◆ **Problem to solve**
Determine how many lines below contain the word "Acme", then state only that figure.

Data records
▼

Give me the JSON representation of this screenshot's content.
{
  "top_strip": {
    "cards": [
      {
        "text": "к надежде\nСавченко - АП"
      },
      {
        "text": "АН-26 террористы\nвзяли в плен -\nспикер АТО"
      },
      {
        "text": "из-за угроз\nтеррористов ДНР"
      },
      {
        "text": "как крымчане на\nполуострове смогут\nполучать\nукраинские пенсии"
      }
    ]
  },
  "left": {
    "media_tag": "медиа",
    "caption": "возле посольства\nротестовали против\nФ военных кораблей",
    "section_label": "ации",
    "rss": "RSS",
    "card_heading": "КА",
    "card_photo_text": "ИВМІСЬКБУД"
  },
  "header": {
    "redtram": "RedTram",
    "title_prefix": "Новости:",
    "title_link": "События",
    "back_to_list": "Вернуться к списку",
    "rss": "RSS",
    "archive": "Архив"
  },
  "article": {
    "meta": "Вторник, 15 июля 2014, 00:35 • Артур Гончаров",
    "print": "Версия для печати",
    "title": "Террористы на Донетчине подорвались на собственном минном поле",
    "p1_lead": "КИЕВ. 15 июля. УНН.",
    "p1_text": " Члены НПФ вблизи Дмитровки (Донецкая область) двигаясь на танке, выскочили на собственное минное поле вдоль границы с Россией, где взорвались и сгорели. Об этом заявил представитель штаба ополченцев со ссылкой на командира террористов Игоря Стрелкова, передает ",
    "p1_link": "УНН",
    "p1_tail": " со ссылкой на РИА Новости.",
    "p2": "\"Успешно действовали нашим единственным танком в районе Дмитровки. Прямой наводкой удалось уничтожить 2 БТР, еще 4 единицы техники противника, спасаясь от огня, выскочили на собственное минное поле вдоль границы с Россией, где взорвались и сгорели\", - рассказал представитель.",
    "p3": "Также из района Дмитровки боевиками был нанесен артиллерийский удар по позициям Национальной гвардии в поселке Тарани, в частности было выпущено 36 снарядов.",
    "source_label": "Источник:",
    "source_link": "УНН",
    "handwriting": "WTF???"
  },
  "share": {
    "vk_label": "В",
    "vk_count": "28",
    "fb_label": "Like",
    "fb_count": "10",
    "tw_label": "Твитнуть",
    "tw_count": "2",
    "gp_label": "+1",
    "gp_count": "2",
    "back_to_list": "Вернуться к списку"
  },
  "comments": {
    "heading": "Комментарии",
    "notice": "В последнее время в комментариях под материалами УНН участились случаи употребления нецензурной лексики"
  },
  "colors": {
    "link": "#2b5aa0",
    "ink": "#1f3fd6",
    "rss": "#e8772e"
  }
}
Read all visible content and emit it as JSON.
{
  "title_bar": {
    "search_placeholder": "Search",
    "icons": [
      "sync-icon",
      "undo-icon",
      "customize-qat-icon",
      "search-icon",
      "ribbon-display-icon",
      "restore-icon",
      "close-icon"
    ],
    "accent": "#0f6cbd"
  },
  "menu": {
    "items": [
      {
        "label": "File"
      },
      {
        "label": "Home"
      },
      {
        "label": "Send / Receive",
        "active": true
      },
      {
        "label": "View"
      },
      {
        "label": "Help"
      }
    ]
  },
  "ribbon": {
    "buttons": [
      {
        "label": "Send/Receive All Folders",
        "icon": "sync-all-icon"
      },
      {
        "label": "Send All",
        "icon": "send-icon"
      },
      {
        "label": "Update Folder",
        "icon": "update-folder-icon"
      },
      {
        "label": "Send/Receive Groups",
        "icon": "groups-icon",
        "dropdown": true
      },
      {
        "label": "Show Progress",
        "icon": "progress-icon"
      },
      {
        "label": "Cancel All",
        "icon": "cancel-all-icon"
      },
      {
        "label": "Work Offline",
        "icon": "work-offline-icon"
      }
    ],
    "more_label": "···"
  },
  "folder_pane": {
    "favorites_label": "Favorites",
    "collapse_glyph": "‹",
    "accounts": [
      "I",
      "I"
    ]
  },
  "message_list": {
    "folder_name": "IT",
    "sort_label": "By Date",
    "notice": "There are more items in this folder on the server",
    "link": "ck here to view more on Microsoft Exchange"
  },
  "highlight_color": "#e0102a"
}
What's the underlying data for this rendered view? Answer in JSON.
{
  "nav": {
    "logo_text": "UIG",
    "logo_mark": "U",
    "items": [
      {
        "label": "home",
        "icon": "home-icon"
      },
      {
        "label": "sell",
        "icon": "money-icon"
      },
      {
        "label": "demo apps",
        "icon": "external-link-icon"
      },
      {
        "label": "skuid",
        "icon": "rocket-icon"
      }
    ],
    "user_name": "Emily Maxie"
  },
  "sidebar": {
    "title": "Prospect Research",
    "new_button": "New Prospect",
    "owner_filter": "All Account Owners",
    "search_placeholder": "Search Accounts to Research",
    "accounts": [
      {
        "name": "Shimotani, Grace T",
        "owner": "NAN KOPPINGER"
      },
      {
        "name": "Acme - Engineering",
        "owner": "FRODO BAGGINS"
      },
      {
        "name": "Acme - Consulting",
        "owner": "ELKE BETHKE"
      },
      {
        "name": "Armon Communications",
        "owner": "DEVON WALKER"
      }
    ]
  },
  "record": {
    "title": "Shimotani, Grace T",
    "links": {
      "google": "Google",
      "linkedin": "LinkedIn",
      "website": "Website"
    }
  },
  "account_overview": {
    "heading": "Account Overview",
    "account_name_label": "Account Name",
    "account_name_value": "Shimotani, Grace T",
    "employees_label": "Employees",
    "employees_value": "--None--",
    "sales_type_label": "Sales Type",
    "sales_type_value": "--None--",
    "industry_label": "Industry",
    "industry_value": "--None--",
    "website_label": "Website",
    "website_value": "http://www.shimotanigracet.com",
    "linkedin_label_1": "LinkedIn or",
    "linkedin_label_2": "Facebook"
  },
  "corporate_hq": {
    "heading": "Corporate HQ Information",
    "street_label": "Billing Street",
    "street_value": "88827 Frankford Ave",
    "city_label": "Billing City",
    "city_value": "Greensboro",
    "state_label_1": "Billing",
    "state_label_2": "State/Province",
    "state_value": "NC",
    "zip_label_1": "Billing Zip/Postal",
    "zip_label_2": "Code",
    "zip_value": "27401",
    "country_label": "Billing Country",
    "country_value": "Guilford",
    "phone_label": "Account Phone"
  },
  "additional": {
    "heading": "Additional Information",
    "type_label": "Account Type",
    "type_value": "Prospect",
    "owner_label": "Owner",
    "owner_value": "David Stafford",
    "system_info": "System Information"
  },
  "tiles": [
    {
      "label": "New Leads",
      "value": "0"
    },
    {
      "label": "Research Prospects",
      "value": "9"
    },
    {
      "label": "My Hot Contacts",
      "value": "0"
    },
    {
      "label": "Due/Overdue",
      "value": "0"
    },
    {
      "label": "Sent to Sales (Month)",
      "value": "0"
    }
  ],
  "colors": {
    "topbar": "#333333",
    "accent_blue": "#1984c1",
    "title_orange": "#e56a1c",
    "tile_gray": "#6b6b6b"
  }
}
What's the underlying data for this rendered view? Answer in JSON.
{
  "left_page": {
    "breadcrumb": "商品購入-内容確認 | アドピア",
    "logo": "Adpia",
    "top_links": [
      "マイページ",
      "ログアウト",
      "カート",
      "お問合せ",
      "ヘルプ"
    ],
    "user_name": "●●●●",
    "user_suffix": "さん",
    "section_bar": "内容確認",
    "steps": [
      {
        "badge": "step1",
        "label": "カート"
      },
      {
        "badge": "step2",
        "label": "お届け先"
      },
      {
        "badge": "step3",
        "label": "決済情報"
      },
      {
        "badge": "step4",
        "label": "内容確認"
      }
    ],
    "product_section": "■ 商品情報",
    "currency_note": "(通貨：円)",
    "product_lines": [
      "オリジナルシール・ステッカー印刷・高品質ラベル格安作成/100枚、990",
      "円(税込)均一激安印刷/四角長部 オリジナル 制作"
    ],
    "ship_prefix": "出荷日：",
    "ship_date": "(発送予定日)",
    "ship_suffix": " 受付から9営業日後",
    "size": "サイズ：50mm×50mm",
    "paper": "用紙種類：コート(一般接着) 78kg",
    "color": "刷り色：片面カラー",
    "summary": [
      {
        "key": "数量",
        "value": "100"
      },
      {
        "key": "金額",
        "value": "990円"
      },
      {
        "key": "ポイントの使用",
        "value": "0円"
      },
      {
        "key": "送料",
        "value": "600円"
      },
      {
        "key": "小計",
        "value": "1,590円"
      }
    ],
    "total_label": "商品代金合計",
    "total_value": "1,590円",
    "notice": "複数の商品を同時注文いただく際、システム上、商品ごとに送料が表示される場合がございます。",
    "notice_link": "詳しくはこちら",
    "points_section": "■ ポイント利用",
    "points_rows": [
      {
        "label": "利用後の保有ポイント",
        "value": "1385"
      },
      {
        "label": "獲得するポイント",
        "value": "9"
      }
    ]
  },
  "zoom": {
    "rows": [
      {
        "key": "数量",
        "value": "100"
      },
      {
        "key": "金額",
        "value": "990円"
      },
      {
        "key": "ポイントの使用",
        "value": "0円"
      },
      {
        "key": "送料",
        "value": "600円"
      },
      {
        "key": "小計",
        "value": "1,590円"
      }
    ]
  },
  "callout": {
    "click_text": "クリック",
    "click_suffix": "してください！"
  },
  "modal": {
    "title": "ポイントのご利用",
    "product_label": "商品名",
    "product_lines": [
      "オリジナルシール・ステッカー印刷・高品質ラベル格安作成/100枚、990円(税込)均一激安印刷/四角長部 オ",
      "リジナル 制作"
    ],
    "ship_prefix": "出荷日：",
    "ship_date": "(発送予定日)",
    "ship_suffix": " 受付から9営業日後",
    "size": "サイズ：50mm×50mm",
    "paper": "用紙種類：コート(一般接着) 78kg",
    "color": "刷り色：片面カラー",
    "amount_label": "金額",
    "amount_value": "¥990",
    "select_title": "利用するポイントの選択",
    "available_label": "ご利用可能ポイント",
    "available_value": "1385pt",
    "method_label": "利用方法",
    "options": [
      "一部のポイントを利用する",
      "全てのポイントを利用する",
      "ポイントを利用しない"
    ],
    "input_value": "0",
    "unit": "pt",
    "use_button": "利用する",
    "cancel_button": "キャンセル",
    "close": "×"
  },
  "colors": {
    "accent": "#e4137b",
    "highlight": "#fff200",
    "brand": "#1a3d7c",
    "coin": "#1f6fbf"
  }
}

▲

◆ **Reply**
2